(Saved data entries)
-- Opening Marker --

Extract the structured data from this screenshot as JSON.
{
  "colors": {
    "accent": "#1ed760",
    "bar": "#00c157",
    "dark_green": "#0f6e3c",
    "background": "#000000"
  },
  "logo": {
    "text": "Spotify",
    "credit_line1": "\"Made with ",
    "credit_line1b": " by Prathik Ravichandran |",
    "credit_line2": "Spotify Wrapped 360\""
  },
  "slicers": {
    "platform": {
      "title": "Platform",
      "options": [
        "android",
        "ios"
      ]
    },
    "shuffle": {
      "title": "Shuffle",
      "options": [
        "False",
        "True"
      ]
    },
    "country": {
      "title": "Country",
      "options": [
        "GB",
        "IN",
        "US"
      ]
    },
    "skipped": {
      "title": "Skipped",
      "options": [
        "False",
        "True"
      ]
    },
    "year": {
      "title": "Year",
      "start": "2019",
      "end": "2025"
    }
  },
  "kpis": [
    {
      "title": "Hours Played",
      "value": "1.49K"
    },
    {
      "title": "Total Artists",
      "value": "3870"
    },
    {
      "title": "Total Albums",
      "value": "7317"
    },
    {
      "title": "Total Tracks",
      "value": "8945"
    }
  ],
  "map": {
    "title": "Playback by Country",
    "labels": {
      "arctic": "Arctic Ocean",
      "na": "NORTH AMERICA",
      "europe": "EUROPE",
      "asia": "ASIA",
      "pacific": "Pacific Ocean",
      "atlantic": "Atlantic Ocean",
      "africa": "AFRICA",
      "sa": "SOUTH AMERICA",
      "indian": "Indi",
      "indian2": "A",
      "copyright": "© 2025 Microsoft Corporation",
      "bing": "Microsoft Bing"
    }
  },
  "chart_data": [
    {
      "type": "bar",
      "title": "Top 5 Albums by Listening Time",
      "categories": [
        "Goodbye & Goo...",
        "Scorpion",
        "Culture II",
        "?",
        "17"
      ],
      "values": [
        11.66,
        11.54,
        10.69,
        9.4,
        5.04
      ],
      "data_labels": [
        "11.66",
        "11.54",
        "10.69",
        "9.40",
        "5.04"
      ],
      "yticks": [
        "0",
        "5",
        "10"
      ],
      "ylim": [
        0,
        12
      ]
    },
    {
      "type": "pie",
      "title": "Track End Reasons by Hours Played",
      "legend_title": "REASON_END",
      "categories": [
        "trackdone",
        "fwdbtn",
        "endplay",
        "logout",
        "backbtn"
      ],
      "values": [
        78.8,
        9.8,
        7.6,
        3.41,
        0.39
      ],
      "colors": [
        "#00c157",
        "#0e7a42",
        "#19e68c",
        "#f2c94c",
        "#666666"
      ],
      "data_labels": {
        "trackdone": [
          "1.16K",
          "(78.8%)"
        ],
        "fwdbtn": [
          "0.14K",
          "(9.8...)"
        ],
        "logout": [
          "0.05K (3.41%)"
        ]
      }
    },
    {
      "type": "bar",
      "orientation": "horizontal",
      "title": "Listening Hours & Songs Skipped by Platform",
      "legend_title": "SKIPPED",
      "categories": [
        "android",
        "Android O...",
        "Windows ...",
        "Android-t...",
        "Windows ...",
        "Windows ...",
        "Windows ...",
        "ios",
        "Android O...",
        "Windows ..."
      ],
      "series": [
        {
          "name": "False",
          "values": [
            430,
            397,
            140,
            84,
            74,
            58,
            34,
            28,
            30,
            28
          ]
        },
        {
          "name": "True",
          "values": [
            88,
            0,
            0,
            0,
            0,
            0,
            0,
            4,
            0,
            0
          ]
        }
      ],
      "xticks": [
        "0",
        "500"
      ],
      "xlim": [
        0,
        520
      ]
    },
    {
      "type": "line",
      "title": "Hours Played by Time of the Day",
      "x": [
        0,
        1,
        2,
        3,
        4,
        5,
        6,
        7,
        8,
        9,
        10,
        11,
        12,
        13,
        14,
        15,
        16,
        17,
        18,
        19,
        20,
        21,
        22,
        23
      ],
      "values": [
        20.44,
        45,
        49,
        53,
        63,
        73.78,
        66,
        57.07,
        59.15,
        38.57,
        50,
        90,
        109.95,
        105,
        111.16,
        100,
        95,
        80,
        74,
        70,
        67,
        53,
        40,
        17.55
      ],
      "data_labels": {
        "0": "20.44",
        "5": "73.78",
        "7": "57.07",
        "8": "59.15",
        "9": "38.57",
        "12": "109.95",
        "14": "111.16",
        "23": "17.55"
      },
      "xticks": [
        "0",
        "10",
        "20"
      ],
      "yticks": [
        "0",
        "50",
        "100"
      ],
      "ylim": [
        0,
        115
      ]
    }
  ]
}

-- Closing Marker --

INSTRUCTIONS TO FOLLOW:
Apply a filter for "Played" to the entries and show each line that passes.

WRITTEN RESPONSE:
      "title": "Hours Played",
      "title": "Track End Reasons by Hours Played",
      "title": "Hours Played by Time of the Day",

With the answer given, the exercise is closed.